#### How to complete this task
Count up the lines below containing the word "Tips", and give the result with no other words.

══ Input records ══

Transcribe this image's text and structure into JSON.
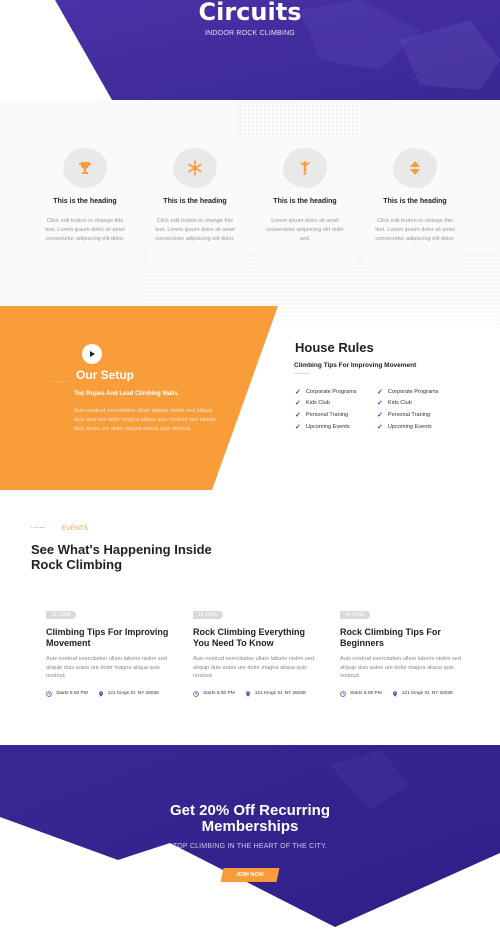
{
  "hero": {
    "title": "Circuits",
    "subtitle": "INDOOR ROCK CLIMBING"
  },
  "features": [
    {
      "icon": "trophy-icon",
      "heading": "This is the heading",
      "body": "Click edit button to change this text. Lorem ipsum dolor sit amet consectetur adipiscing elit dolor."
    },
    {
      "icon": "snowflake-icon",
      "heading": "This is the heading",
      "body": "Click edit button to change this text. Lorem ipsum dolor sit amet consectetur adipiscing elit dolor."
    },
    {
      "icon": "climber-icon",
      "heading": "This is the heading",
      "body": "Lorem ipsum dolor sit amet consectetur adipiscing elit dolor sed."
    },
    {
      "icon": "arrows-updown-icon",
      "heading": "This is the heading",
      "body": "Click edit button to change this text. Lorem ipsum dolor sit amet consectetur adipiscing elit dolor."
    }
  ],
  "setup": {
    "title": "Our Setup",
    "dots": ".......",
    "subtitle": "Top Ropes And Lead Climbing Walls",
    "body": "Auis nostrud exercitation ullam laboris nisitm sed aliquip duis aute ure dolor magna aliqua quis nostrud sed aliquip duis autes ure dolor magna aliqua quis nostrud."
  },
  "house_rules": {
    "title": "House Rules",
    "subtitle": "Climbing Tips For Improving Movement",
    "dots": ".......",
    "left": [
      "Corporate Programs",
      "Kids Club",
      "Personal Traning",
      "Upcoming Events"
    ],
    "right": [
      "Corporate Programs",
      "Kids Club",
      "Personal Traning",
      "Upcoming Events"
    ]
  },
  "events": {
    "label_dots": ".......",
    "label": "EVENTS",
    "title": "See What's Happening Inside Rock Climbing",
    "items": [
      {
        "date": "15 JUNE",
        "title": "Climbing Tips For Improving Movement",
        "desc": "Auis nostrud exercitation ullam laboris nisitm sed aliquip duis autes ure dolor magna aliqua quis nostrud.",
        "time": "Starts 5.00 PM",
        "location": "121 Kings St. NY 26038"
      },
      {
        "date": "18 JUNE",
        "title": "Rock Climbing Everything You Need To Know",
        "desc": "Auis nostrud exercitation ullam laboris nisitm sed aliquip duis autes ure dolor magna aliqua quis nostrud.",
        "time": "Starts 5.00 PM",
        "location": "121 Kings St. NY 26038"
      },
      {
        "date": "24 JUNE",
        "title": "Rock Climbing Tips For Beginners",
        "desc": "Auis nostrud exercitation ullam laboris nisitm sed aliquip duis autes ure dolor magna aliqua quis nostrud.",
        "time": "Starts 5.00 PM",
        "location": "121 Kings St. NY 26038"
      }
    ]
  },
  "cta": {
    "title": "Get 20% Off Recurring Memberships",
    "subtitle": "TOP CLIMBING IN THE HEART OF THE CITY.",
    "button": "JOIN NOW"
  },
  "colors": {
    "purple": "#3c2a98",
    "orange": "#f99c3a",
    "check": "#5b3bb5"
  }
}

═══

#### Response for this exercise
3